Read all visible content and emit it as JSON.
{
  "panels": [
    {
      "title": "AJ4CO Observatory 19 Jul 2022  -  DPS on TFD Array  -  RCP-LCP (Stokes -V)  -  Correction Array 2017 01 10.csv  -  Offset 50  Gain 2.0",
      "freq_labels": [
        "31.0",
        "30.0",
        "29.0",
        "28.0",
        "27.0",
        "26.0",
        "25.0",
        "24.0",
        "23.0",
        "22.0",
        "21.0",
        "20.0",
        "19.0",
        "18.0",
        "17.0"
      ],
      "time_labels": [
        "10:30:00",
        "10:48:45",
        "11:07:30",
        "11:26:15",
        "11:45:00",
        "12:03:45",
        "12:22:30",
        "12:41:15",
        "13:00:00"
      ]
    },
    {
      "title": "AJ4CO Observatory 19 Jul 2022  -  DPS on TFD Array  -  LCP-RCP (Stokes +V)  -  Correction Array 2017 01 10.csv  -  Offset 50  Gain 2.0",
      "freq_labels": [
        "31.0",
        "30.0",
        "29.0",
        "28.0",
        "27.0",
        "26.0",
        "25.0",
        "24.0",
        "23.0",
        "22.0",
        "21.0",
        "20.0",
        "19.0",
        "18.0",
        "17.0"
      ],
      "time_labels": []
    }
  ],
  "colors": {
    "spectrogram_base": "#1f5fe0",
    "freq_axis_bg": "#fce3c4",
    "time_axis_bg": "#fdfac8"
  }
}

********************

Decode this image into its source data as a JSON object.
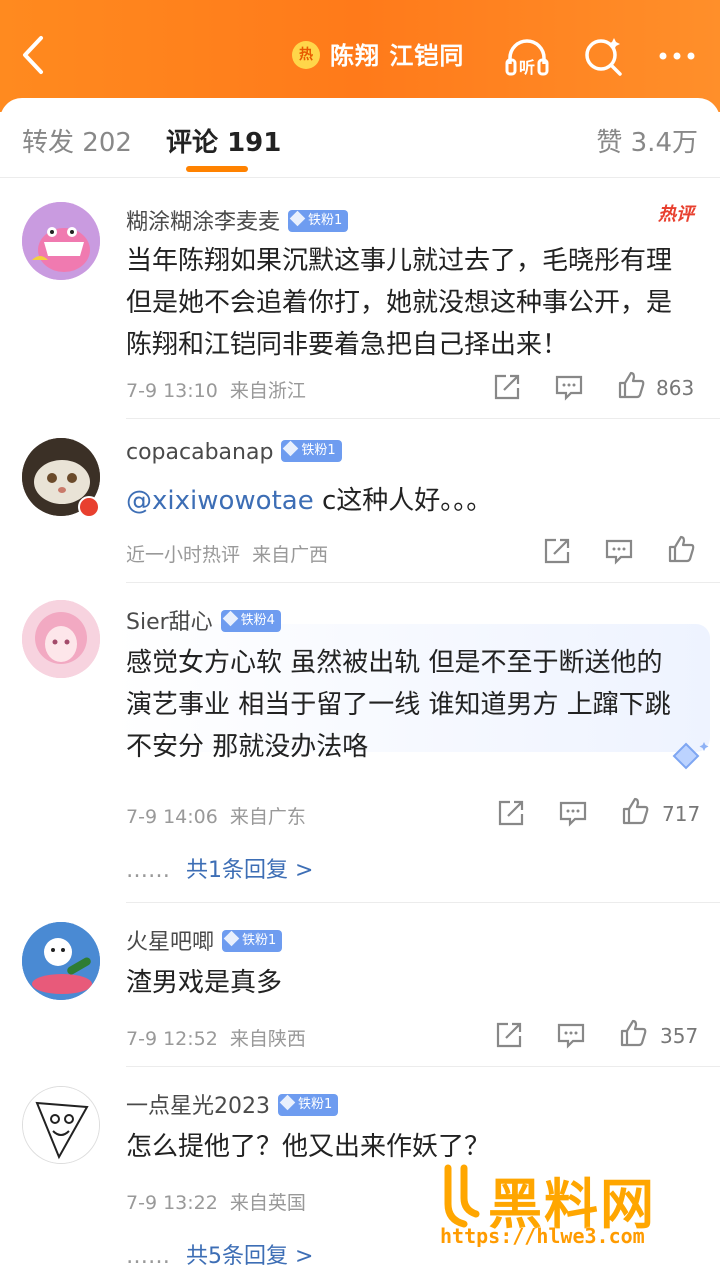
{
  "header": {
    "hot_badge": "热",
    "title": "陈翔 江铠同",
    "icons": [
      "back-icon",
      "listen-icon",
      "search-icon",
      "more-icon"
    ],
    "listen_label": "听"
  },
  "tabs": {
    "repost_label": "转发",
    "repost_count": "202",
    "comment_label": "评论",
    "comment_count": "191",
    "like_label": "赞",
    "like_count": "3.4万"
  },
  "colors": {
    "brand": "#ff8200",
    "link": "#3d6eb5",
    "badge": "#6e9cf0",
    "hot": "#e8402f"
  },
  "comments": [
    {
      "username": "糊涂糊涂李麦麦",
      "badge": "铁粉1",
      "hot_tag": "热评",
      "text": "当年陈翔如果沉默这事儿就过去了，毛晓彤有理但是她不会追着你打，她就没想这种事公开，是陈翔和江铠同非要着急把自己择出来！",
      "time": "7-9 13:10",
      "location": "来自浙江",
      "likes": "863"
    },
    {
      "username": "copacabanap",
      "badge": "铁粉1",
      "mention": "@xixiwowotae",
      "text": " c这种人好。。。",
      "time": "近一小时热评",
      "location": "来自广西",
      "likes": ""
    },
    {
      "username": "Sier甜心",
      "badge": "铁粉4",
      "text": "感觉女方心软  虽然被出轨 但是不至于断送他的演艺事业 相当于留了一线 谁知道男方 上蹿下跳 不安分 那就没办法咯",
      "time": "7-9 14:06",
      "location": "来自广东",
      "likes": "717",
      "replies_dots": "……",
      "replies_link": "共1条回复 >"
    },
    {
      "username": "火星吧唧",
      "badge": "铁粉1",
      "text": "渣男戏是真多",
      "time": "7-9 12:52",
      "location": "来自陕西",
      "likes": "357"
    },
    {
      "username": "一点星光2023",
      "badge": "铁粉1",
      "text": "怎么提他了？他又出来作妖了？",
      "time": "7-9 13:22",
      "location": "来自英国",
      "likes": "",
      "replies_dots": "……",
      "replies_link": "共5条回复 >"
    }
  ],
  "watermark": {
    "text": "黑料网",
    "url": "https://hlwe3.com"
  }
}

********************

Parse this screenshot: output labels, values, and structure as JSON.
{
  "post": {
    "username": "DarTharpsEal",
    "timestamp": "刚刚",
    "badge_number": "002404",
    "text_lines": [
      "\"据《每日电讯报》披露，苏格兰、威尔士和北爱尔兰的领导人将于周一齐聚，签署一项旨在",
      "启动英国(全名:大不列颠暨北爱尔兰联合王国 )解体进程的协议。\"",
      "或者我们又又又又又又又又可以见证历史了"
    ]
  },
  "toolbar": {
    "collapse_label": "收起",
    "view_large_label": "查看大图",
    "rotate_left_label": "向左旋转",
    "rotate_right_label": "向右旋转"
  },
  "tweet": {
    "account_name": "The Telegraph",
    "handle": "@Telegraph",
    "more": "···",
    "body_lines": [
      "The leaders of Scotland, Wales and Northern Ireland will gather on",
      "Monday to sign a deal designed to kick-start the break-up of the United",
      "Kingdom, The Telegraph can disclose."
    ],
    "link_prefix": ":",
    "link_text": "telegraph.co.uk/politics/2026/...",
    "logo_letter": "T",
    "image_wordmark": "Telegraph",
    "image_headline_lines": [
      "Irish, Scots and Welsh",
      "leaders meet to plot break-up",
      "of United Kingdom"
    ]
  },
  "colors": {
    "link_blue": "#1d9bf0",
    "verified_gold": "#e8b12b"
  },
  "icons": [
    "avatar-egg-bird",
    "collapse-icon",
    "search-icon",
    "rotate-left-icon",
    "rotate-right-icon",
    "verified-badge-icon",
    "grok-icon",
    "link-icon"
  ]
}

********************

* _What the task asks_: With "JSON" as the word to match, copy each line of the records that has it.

* _Solution to the exercise_:
Read all visible content and emit it as JSON.
Decode this image into its source data as a JSON object.
Parse this screenshot: output labels, values, and structure as JSON.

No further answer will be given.